On February 2, on the 32nd Sunday after Pentecost we had a celebration at St. George Church. The parish Rector, Archpriest Igor Tarasov served the Divine Liturgy. Following the readings from the Scripture he preached a homily:

“Today we heard the Gospel story about Zaccheus, a chief publican who wished to see Jesus and who decided to change his life, to repent. We may notice that in his desire to see the Lord Zaccheus labored, he climbed a tree. He could doubt that he will be successful, but he did make an effort, and his effort was rewarded. Thus, we may say that Zaccheus had hope. Therefore, today we will reflect on this wonderful virtue, we will speak about hope.”
“Today’s Epistle lesson says that we Christians labor and suffered reproach, “because we trust in the living God” (1 Tim. 4, 10). Trusting in God means to have hope that God will make everything work for our good. Hope is one of the three most important virtues, along with faith and love.”
“If we think about it, we may see that it is impossible to live without hope. The farmer would never sow a seed in the soil, or a preacher preach a sermon, a mother undergo the pain of childbirth, a student the discipline of study, or a doctor perform a surgery – were it not for the hope that out of the effort something good, something better might result. The person who loses hope in life may not wish to live. This is why we say that hope dies the last. A hopeless person is likely to commit suicide. Ironically, even his suicide is done in hope, in hope that death is better than life. Man must hope! St. Paul calls hope an anchor of the soul (Heb. 6, 19).”

“But our hope has to be true and real. Very often our hope is with regard to earthly needs. It is natural to hope and work for better health, for success in business or profession. But there is higher hope. Our earthly needs are temporary. And our hope and trust in earthly things or in the people may not be true. “Do not put your trust in princess, in the sons of men, in whom there is no salvation,” – says the Psalm (Ps. 145, 3). A higher, an eternal hope, a hope which alone gives meaning and direction in our life is the hope in God. The Psalm goes on saying, “Blessed is he who has the God of Jacob for his help, whose hope is in the Lord his God” (Ps. 145, 5). If there were no God, if God was not interested in the world He made, Jesus would not have come. But He did come! And because of this, there is hope. If there was no repentance and forgiveness, life would hold no hope for any of us. If death marked the end of man, life would make no sense. But in Jesus we have forgiveness and life. He is our hope, a true and real hope.”
“A Christian is never without hope. He always finds a way out in Christ. He knows that all things can work for good to those who love God. He knows that there is nothing in all creation, not even death, that can separate him from the love of God in Christ Jesus. He knows that the sufferings of the present time are not worthy to be compared with the glory that shall be revealed to those who put their trust in Jesus.”

“Christian hope is confidence in God, the willingness to entrust to Him the future of our life.
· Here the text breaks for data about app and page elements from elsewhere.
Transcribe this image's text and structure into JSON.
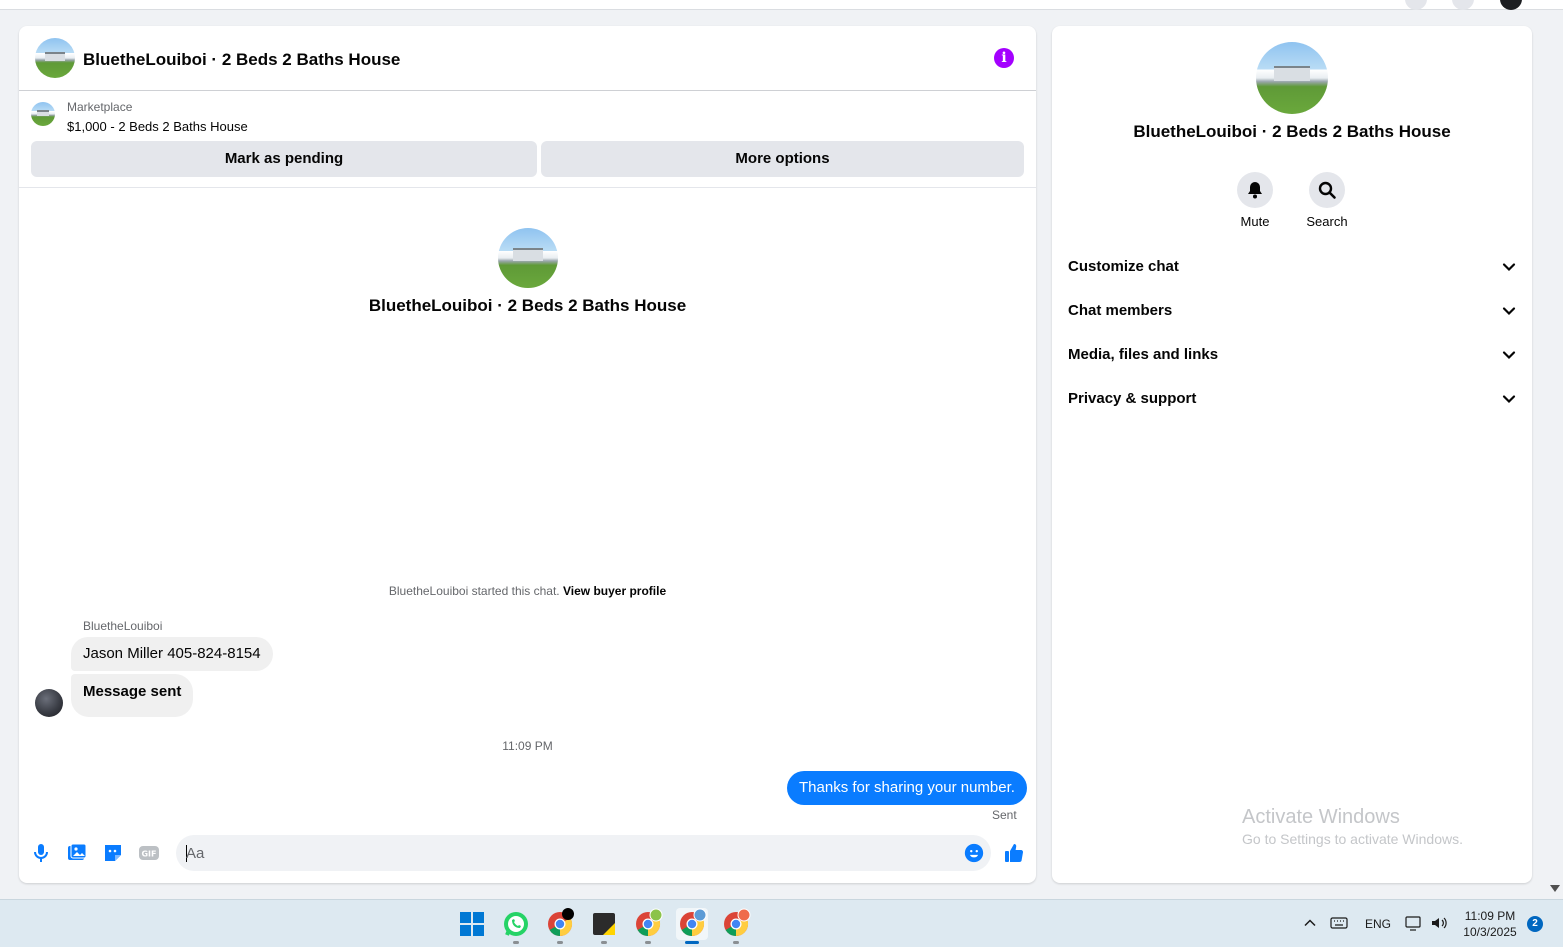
{
  "chat": {
    "title": "BluetheLouiboi · 2 Beds 2 Baths House",
    "marketplace_label": "Marketplace",
    "listing": "$1,000 - 2 Beds 2 Baths House",
    "mark_pending_label": "Mark as pending",
    "more_options_label": "More options",
    "intro_name": "BluetheLouiboi · 2 Beds 2 Baths House",
    "started_text": "BluetheLouiboi started this chat.",
    "view_profile_label": "View buyer profile",
    "sender_name": "BluetheLouiboi",
    "messages_in": [
      "Jason Miller 405-824-8154",
      "Message sent"
    ],
    "timestamp": "11:09 PM",
    "message_out": "Thanks for sharing your number.",
    "sent_status": "Sent",
    "input_placeholder": "Aa",
    "accent_color": "#0a7cff",
    "info_color": "#a400ff"
  },
  "details": {
    "name": "BluetheLouiboi · 2 Beds 2 Baths House",
    "mute_label": "Mute",
    "search_label": "Search",
    "sections": [
      "Customize chat",
      "Chat members",
      "Media, files and links",
      "Privacy & support"
    ]
  },
  "watermark": {
    "title": "Activate Windows",
    "subtitle": "Go to Settings to activate Windows."
  },
  "taskbar": {
    "apps": [
      "windows-start",
      "whatsapp",
      "chrome",
      "sticky-notes",
      "chrome-profile-1",
      "chrome-profile-2",
      "chrome-profile-3"
    ],
    "language": "ENG",
    "time": "11:09 PM",
    "date": "10/3/2025",
    "notification_count": "2"
  }
}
It is a realistic hope because in such hope we fully realize that tomorrow may not be better than today. Tomorrow we may suffer. Tomorrow we may fall. Tomorrow we may die. But tomorrow, like today, God will be with us, sustaining us, upholding us, supporting us with His everlasting arms, bringing good out of evil, granting life in death.”
“Remember what some people said about Jesus Himself when He suffered on the cross? They mocked Him saying, “He trusted in God; let Him deliver Him now” (Mt. 27, 43). We know that God did not deliver Jesus from the cross, but He did raise Him from the dead! At the end God brought the greatest good out of the greatest evil. Jesus who died, was risen from the dead. This is why, as St. Paul says, we also have to labor and suffer reproach, “because we trust in the living God, who is the Savior of all men” (1 Tim. 4, 10).”
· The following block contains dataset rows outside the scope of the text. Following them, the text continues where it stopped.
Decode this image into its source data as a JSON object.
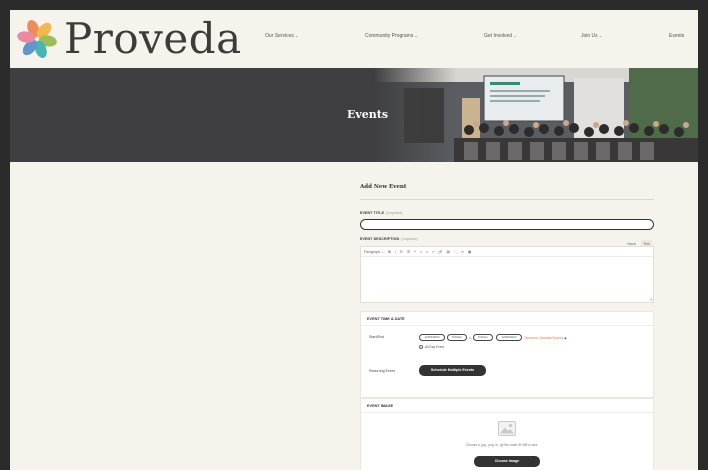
{
  "brand": {
    "name": "Proveda",
    "colors": {
      "petal_orange": "#ee8b5c",
      "petal_teal": "#48b5b0",
      "petal_pink": "#e98aa0",
      "petal_green": "#9bbd5b",
      "petal_blue": "#5f96cc",
      "petal_yellow": "#f2b84b"
    }
  },
  "nav": {
    "items": [
      {
        "label": "Our Services",
        "has_dropdown": true
      },
      {
        "label": "Community Programs",
        "has_dropdown": true
      },
      {
        "label": "Get Involved",
        "has_dropdown": true
      },
      {
        "label": "Join Us",
        "has_dropdown": true
      },
      {
        "label": "Events",
        "has_dropdown": false
      }
    ],
    "caret": "⌄"
  },
  "hero": {
    "title": "Events",
    "bg_color": "#3f3f41"
  },
  "form": {
    "title": "Add New Event",
    "event_title": {
      "label": "EVENT TITLE",
      "required": "(required)",
      "value": "",
      "placeholder": ""
    },
    "event_description": {
      "label": "EVENT DESCRIPTION",
      "required": "(required)",
      "tabs": [
        "Visual",
        "Text"
      ],
      "toolbar": {
        "format": "Paragraph",
        "caret": "⌄",
        "buttons": [
          "B",
          "I",
          "☷",
          "☰",
          "❝",
          "≡",
          "≡",
          "≡",
          "🔗",
          "▤",
          "⬚",
          "✕",
          "▦"
        ]
      },
      "resize_glyph": "◢"
    },
    "time_date": {
      "heading": "EVENT TIME & DATE",
      "start_end_label": "Start/End",
      "start_date": "12/09/2024",
      "start_time": "8:00am",
      "to_text": "to",
      "end_time": "5:00pm",
      "end_date": "12/09/2024",
      "timezone": "Timezone: Australia/Sydney",
      "timezone_mark": "◆",
      "all_day_label": "All Day Event",
      "recurring_label": "Recurring Event",
      "schedule_button": "Schedule Multiple Events"
    },
    "event_image": {
      "heading": "EVENT IMAGE",
      "icon": "image-placeholder-icon",
      "hint": "Choose a .jpg, .png, or .gif file under 50 MB in size.",
      "choose_button": "Choose Image"
    }
  }
}
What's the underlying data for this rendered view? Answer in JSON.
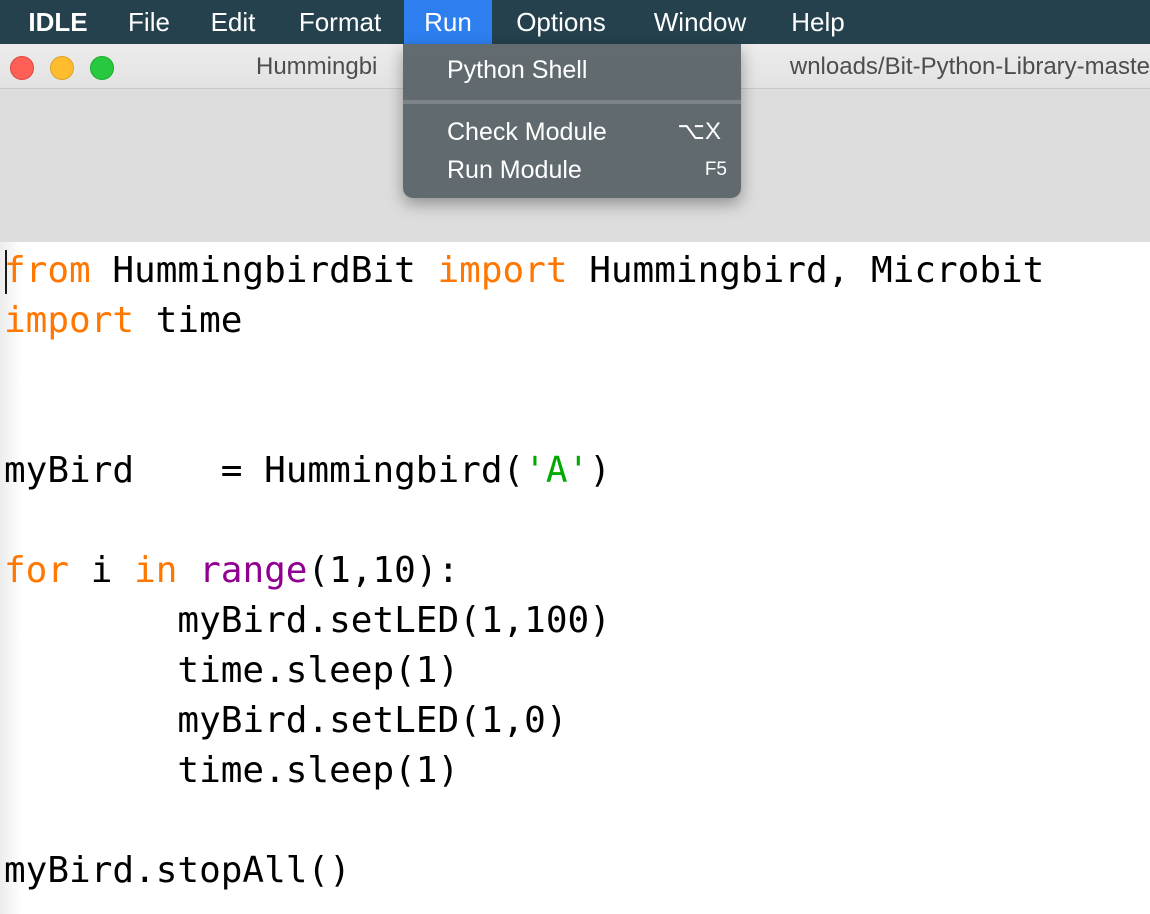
{
  "menubar": {
    "app_name": "IDLE",
    "items": [
      "File",
      "Edit",
      "Format",
      "Run",
      "Options",
      "Window",
      "Help"
    ],
    "active_item": "Run",
    "active_color": "#2d7ff0",
    "background_color": "#24414d"
  },
  "window": {
    "title_start": "Hummingbi",
    "title_end": "wnloads/Bit-Python-Library-maste",
    "buttons": [
      "close-icon",
      "minimize-icon",
      "zoom-icon"
    ]
  },
  "run_menu": {
    "items": [
      {
        "label": "Python Shell",
        "shortcut": ""
      },
      {
        "label": "Check Module",
        "shortcut": "⌥X"
      },
      {
        "label": "Run Module",
        "shortcut": "F5"
      }
    ]
  },
  "editor": {
    "colors": {
      "keyword": "#ff7700",
      "builtin": "#900090",
      "string": "#00aa00"
    },
    "lines": [
      "from HummingbirdBit import Hummingbird, Microbit",
      "import time",
      "",
      "",
      "myBird    = Hummingbird('A')",
      "",
      "for i in range(1,10):",
      "        myBird.setLED(1,100)",
      "        time.sleep(1)",
      "        myBird.setLED(1,0)",
      "        time.sleep(1)",
      "",
      "myBird.stopAll()"
    ],
    "tokens": {
      "l1": {
        "kw1": "from",
        "t1": " HummingbirdBit ",
        "kw2": "import",
        "t2": " Hummingbird, Microbit"
      },
      "l2": {
        "kw1": "import",
        "t1": " time"
      },
      "l5": {
        "t1": "myBird    = Hummingbird(",
        "str": "'A'",
        "t2": ")"
      },
      "l7": {
        "kw1": "for",
        "t1": " i ",
        "kw2": "in",
        "t2": " ",
        "builtin": "range",
        "t3": "(1,10):"
      },
      "l8": {
        "t1": "        myBird.setLED(1,100)"
      },
      "l9": {
        "t1": "        time.sleep(1)"
      },
      "l10": {
        "t1": "        myBird.setLED(1,0)"
      },
      "l11": {
        "t1": "        time.sleep(1)"
      },
      "l13": {
        "t1": "myBird.stopAll()"
      }
    }
  }
}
“Dear brothers and sisters! Let us finish our today’s reflection with the words of blessing given by St. Paul to the Romans: “May the God of hope fill you with all joy and peace in believing that you may abound in hope by the power of the Holy Spirit” (Rom. 15, 13).”
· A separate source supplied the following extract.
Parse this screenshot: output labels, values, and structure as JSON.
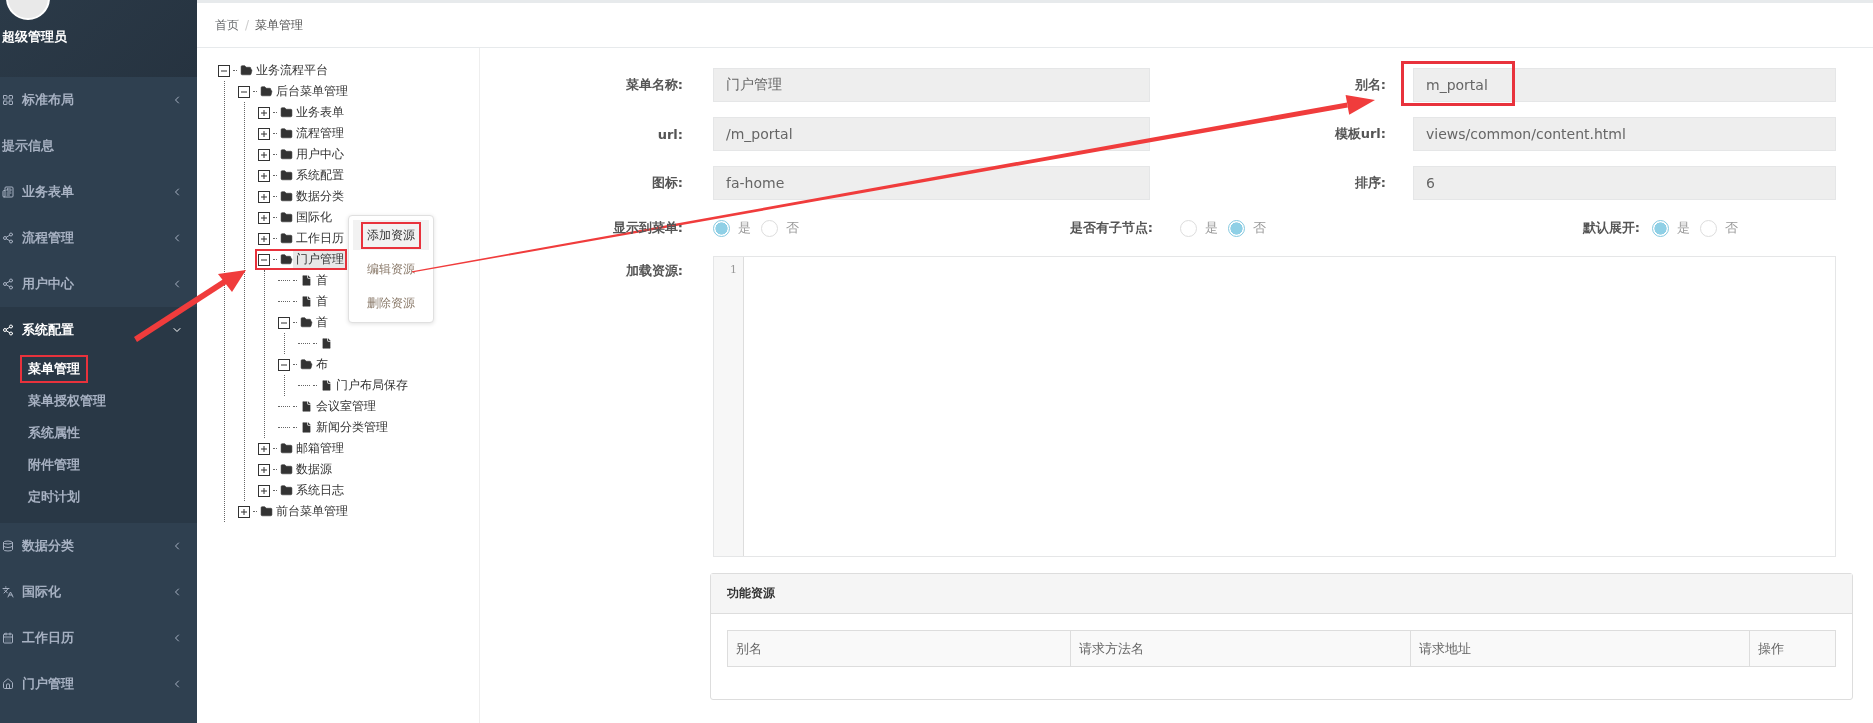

After the dismissal of the Liturgy Fr. Igor congratulated one of our youngest parishioners, Anton Malyshew on the occasion of his past name day, feast of St. Anthony the Great and wished him God’s blessings and fervent intercession of his patron Saint. The traditional “Mnogaia leta” was sung.